***** TASK MATERIAL

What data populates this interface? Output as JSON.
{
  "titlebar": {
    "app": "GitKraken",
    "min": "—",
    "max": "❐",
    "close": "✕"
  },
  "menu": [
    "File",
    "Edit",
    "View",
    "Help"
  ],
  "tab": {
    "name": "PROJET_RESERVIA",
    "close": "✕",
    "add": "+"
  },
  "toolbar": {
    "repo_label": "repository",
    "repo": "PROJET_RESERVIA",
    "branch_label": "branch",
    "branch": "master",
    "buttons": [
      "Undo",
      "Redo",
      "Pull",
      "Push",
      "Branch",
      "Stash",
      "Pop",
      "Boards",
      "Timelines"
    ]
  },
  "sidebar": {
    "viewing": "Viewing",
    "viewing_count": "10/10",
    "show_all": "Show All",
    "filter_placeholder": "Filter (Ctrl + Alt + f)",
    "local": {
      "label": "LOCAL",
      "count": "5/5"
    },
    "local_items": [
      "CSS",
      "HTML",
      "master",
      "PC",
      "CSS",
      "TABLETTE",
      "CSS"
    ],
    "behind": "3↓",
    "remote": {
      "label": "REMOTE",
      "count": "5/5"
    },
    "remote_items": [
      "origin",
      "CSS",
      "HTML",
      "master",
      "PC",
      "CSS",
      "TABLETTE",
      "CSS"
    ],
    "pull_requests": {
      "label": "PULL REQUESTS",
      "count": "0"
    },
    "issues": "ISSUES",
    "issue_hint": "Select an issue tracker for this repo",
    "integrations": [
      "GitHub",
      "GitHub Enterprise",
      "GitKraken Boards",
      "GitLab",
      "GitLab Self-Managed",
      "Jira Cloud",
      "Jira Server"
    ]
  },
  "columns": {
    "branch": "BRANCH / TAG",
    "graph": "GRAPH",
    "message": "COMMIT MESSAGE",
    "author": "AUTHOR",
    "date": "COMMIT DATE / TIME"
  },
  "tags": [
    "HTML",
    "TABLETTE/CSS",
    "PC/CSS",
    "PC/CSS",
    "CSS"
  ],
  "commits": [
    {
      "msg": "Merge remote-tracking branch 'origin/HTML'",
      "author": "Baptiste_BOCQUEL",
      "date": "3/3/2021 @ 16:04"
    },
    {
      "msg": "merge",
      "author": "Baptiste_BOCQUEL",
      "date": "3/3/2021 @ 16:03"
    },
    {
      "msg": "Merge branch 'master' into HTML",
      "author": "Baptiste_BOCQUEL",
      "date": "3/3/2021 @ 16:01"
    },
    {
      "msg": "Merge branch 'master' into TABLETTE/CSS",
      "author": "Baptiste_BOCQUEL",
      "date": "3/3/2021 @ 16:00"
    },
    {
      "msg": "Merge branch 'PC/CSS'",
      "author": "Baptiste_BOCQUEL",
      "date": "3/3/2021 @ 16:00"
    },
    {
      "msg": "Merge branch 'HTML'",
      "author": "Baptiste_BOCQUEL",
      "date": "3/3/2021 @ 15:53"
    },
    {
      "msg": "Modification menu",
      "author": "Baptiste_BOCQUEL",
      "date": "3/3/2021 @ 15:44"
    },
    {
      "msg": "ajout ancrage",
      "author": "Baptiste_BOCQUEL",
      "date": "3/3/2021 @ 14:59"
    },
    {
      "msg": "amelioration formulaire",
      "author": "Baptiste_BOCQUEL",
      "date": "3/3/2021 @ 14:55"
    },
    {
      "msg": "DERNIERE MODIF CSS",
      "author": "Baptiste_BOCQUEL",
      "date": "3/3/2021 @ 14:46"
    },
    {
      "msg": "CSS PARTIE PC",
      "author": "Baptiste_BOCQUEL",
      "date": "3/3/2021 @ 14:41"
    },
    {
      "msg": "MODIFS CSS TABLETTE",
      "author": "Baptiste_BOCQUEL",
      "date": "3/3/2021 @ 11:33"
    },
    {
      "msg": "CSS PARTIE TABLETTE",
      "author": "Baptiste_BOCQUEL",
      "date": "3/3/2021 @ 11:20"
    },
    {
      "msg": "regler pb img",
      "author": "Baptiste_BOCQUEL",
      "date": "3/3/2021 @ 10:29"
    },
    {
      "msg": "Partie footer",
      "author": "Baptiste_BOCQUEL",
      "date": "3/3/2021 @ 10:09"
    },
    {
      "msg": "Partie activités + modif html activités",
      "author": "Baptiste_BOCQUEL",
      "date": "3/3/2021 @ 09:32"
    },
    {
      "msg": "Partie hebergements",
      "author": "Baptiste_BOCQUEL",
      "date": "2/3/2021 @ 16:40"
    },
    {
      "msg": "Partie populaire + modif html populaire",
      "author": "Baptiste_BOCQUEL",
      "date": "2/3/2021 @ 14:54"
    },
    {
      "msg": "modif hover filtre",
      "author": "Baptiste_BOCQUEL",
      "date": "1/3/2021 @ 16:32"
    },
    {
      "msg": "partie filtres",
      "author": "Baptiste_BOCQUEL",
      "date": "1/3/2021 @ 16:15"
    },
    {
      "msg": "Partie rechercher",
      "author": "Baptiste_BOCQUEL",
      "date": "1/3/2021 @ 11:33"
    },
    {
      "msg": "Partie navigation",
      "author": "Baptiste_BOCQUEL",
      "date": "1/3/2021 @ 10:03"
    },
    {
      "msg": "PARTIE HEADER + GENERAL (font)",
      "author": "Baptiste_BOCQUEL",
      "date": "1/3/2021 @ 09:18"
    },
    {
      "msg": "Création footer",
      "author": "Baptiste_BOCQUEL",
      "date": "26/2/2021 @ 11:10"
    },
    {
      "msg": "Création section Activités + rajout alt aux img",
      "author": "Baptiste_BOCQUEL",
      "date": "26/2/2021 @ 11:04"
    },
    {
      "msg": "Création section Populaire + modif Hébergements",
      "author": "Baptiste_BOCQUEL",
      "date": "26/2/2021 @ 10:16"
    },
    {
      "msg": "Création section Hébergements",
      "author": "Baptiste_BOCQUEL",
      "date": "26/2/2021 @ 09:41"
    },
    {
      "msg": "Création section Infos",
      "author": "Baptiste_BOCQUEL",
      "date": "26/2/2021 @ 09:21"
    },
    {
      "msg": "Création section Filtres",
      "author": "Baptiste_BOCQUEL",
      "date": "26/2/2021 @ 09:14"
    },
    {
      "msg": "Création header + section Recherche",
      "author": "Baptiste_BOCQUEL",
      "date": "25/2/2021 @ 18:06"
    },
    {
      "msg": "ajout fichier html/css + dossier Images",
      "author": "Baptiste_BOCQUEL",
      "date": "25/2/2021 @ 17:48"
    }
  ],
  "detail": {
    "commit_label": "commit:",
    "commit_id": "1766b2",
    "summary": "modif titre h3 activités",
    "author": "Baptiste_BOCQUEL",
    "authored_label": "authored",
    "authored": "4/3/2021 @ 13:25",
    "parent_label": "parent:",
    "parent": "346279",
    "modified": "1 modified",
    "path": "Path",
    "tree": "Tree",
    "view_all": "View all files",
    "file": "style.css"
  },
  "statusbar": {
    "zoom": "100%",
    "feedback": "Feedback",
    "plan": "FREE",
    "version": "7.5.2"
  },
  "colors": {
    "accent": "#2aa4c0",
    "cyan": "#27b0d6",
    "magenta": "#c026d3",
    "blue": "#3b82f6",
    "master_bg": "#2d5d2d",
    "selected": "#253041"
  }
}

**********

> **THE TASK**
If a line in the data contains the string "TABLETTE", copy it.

> **TASK ANSWER**
      "TABLETTE",
      "TABLETTE",
    "TABLETTE/CSS",
      "msg": "Merge branch 'master' into TABLETTE/CSS",
      "msg": "MODIFS CSS TABLETTE",
      "msg": "CSS PARTIE TABLETTE",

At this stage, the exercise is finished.